Our aim is to build capacity at Texas State University by increasing the use of culturally relevant instructional approaches across STEM departments, and to generate new knowledge of effective change strategies that can inform efforts at Hispanic Serving Institutions and other higher education institutions.
How can I get involved?
There are 4 programmatic components in this project. Each of the components will provide different opportunities for faculty and often students to contribute to the overall goal of improving undergraduate STEM instruction at Texas State.
Faculty across the College of Science and Engineering will be invited to participate in a 5-day teaching workshop at the start of Summer 2020, as well as shorter teaching workshops and other events throughout the project (starting in Spring 2020). For details on future events, click here.
Workshops will …
• Provide faculty with discipline specific resources for evidence-based instruction;
• Introduce faculty to key principles of culturally relevant pedagogy;
• Provide opportunities for faculty to discuss and analyze student experiences in the classroom.
Other project events will also offer opportunities for faculty to learn about new teaching approaches, network with other faculty who have similar goals, and provide input for future project activities.
Faculty will receive stipends for attending the 5-day workshop.
Faculty in the College of Science and Engineering will be invited to engage in department instructional assessments supported by Project Staff, starting in Fall 2020.
Project staff will act as consultants to …
• Identify information about students’ experiences in specific gateway courses that faculty would like them to collect (e.g. surveys, focus groups, interviews, & institutional data);
• Help faculty assess students’ strengths and needs within their department using the information collected.
Faculty will have the option to form a team with peers and students to propose course redesigns that build on what was learned from the self-assessments.
Project staff will iterate with newly forming teams to provide feedback on their plans.
Faculty-student teams will receive multifaceted support to engage in intensive course redesign work over approximately 2 years (2 summers + 3 academic semesters).
Project staff will…
• Lead summer institute where teams can plan and reflect on their course redesigns;
• Facilitate shared weekly preparation meetings for all faculty-student teams;
• Provide stipends for students to participate in course redesign work and facilitate student discussions;
• Teach a pedagogy course for student team members.
Faculty will receive stipends for participating in teams and attending summer institutes.
Faculty leaders will participate in an internal advisory committee to support program activities. Faculty leaders in the committee will…
• Represent their colleagues in the course redesign;
• Receive course buy-outs;
• Participate in bi-weekly meetings with project staff to provide input for ongoing project activities;
• Help to facilitate project events and represent the project at Texas State events.
Towards the end of the project, past faculty leaders will be invited to participate in discussions about next steps for sustaining improvements beyond the duration of the project.
What research is planned for this project?
We will collect and analyze data related to three main research strands.

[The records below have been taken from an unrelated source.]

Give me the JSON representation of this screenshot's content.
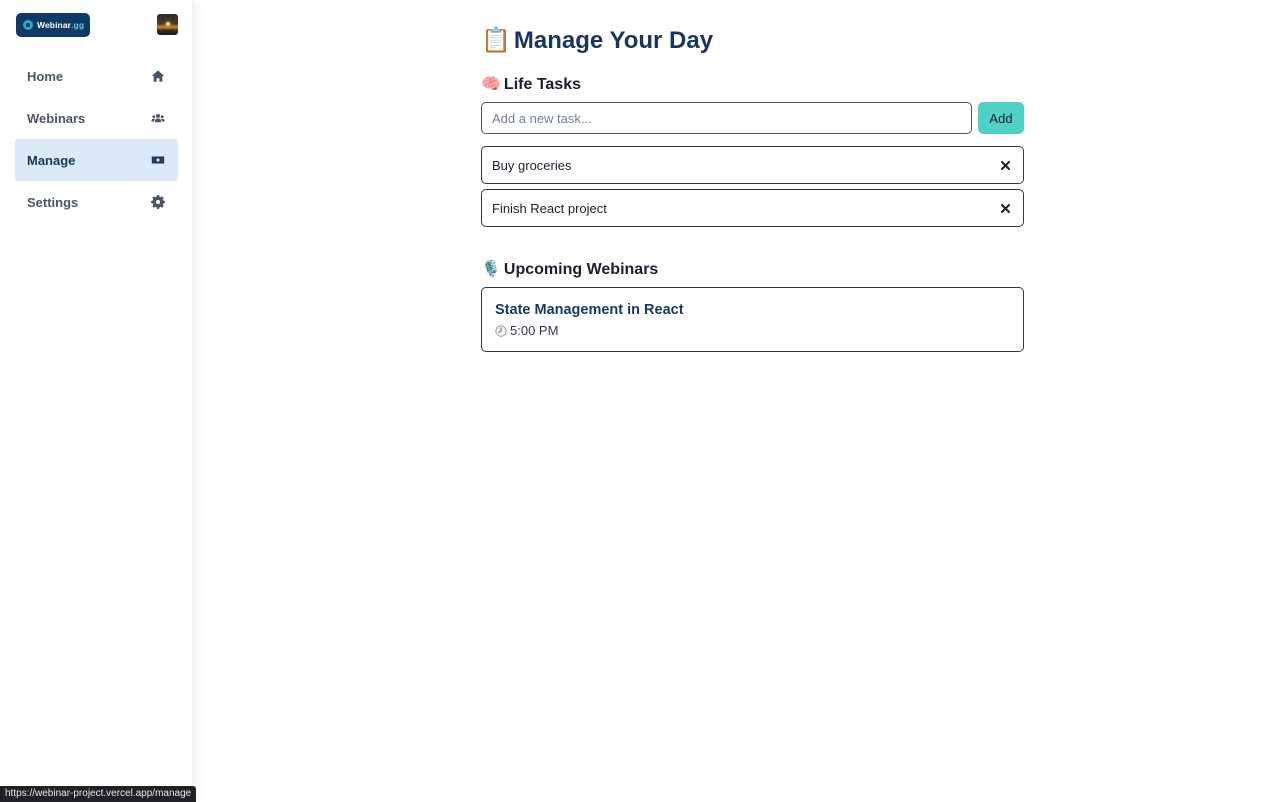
{
  "app": {
    "logo_text": "Webinar",
    "logo_tld": ".gg"
  },
  "sidebar": {
    "items": [
      {
        "label": "Home",
        "icon": "home-icon",
        "active": false
      },
      {
        "label": "Webinars",
        "icon": "users-icon",
        "active": false
      },
      {
        "label": "Manage",
        "icon": "money-bill-icon",
        "active": true
      },
      {
        "label": "Settings",
        "icon": "gear-icon",
        "active": false
      }
    ]
  },
  "main": {
    "title_emoji": "📋",
    "title": "Manage Your Day",
    "tasks_section": {
      "emoji": "🧠",
      "title": "Life Tasks",
      "input_placeholder": "Add a new task...",
      "input_value": "",
      "add_label": "Add",
      "tasks": [
        {
          "label": "Buy groceries"
        },
        {
          "label": "Finish React project"
        }
      ]
    },
    "webinars_section": {
      "emoji": "🎙️",
      "title": "Upcoming Webinars",
      "webinars": [
        {
          "title": "State Management in React",
          "time": "5:00 PM"
        }
      ]
    }
  },
  "status_bar": {
    "url": "https://webinar-project.vercel.app/manage"
  },
  "colors": {
    "brand_navy": "#1a365d",
    "accent_teal": "#4fd1c5",
    "active_nav_bg": "#dbe9f8"
  }
}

These research strands will help us to understand the development and the effects of this large project, and make appropriate adjustments. It will also allow us to develop and disseminate evidence-based recommendations about the impacts of this change approach to the broader higher education community.

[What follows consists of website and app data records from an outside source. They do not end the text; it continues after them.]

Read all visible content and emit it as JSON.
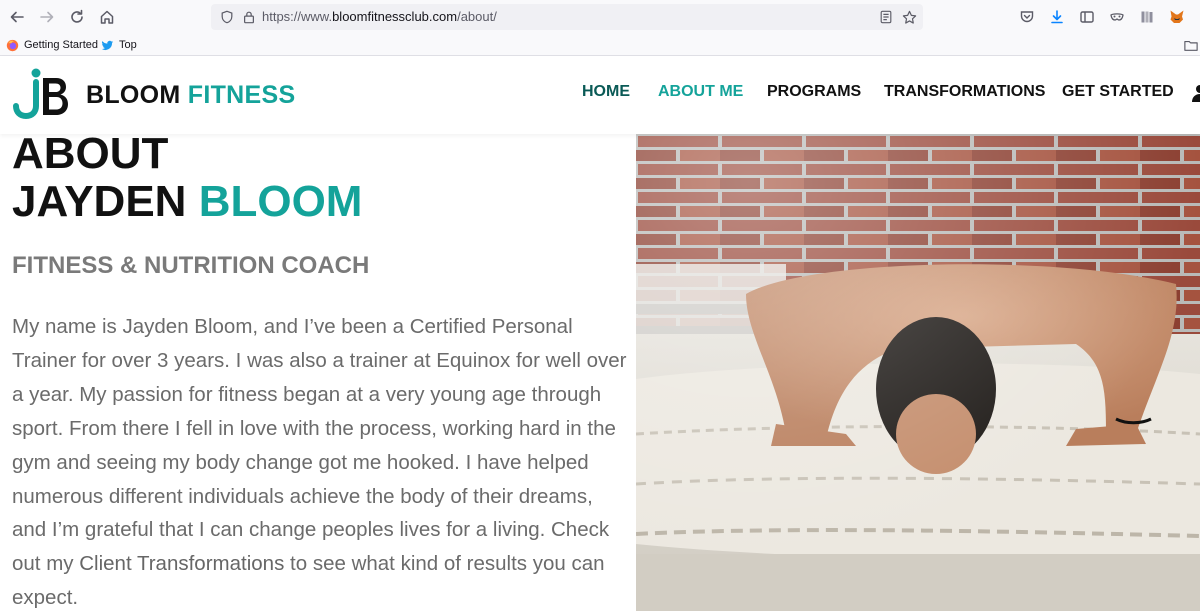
{
  "browser": {
    "url_prefix": "https://www.",
    "url_host": "bloomfitnessclub.com",
    "url_path": "/about/",
    "bookmarks": [
      {
        "label": "Getting Started",
        "icon": "firefox-icon"
      },
      {
        "label": "Top",
        "icon": "twitter-icon"
      }
    ]
  },
  "site": {
    "logo_initials": "JB",
    "brand_main": "BLOOM",
    "brand_accent": "FITNESS",
    "nav": [
      "HOME",
      "ABOUT ME",
      "PROGRAMS",
      "TRANSFORMATIONS",
      "GET STARTED"
    ],
    "active_nav": "ABOUT ME"
  },
  "about": {
    "heading_line1": "ABOUT",
    "heading_name": "JAYDEN",
    "heading_accent": "BLOOM",
    "subtitle": "FITNESS & NUTRITION COACH",
    "bio_before_link": "My name is Jayden Bloom, and I’ve been a Certified Personal Trainer for over 3 years. I was also a trainer at Equinox for well over a year. My passion for fitness began at a very young age through sport. From there I fell in love with the process, working hard in the gym and seeing my body change got me hooked. I have helped numerous different individuals achieve the body of their dreams, and I’m grateful that I can change peoples lives for a living. Check out my",
    "bio_link": "Client Transformations",
    "bio_after_link": "to see what kind of results you can expect."
  },
  "colors": {
    "accent": "#14a39a",
    "home_nav": "#0a5a56",
    "text_dark": "#111111",
    "text_grey": "#6b6b6b"
  }
}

We encourage faculty who are interested in contributing to or learning more about a specific research strand to contact the appropriate research lead. We are particularly interested in collaborating with faculty and students around research strand 2.
Research leads: Eleanor Close and Alice Olmstead

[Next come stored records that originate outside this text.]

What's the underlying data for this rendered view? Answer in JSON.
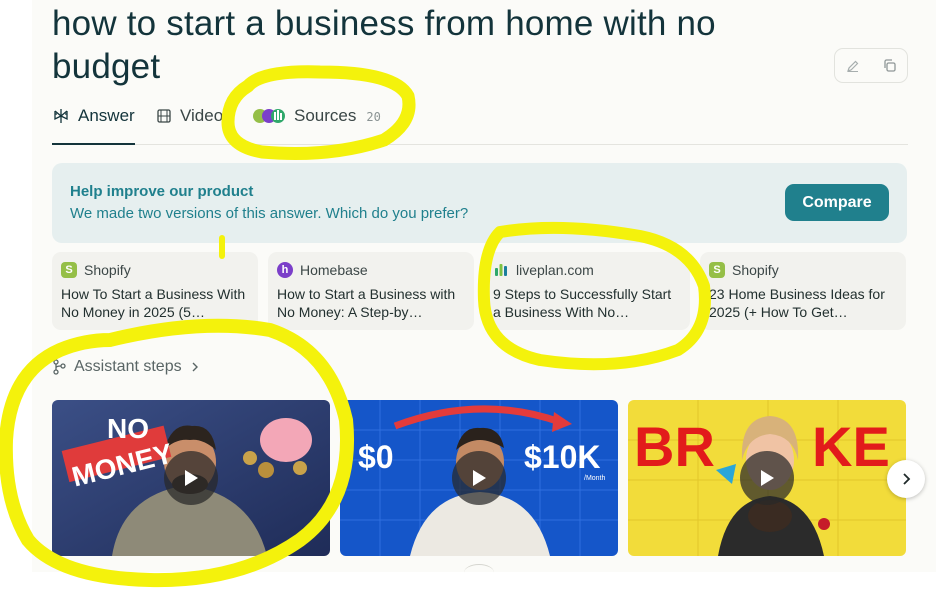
{
  "query": {
    "title": "how to start a business from home with no budget"
  },
  "tabs": [
    {
      "label": "Answer",
      "icon": "perplexity-answer-icon",
      "active": true
    },
    {
      "label": "Videos",
      "icon": "film-icon",
      "active": false
    },
    {
      "label": "Sources",
      "icon": "source-favicons-stack",
      "count": "20",
      "active": false
    }
  ],
  "actions": {
    "edit_icon": "pencil-icon",
    "copy_icon": "copy-icon"
  },
  "banner": {
    "title": "Help improve our product",
    "subtitle": "We made two versions of this answer. Which do you prefer?",
    "button": "Compare"
  },
  "sources": [
    {
      "site": "Shopify",
      "title": "How To Start a Business With No Money in 2025 (5…",
      "icon": "shopify-icon"
    },
    {
      "site": "Homebase",
      "title": "How to Start a Business with No Money: A Step-by…",
      "icon": "homebase-icon"
    },
    {
      "site": "liveplan.com",
      "title": "9 Steps to Successfully Start a Business With No…",
      "icon": "liveplan-icon"
    },
    {
      "site": "Shopify",
      "title": "23 Home Business Ideas for 2025 (+ How To Get…",
      "icon": "shopify-icon"
    }
  ],
  "assistant_steps": {
    "label": "Assistant steps"
  },
  "videos": [
    {
      "thumb_text_1": "NO",
      "thumb_text_2": "MONEY"
    },
    {
      "thumb_text_1": "$0",
      "thumb_text_2": "$10K",
      "thumb_text_3": "/Month"
    },
    {
      "thumb_text_1": "BR",
      "thumb_text_2": "KE"
    }
  ],
  "colors": {
    "accent": "#20808d",
    "title": "#13343b",
    "highlight": "#f4f20c"
  }
}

Main research question: How and to what extent do communities of practice centered on culturally relevant instructional approaches emerge through faculty-student teams?
Likely data sources:
- Video-recordings of weekly prep meetings of faculty and Learning Assistants.
- Semi-structured interviews with faculty and student members of course redesign teams.
- Research-validated survey responses of instructional practices and climate for instructional improvement across STEM departments.
Research lead: Cindy Luxford
Main research question: How does participating in redesigned STEM gateway courses impact students outcomes?
Likely data sources:
- Interviews, focus groups and/or surveys of students prior to course redesign.
- Course-level student outcomes in redesigned courses and subsequent upper-division courses.
- Institutional data of STEM students.
Research lead: Li Feng
Main research question: How do Learning Assistant Programs affect STEM workforce outcomes?
Likely data sources:
- College Scorecard data: data on student completion, debt and repayment, earnings from 1996- 2017 for all undergraduate degree-granting institutions of higher education
- The Baccalaureate and Beyond: longitudinal dataset that follows college graduates from their college education into workforce or graduate study
- Scientists and Engineers Statistical Data System (SESTAT): longitudinal information on the education and employment of the college-educated U.S science and engineering workforce.
In these datasets, we will focus on longitudinal cohorts of college school students who have taken at least one gateway courses in STEM fields between academic years 2015-2025.
This project received funding in October 2019 and is scheduled to run through May 2025.
College-wide events and workshops (Component 1) will occur throughout the duration of the project. Cohorts of faculty (and eventually students) will typically begin their department instructional assessments (Component 2) in the fall of a particular academic year. Within these cohorts, faculty-student teams will begin their course redesigns (Component 3) in the following summer. After Year 1, faculty leaders will represent their teams in an Advisory Committee (Component 4).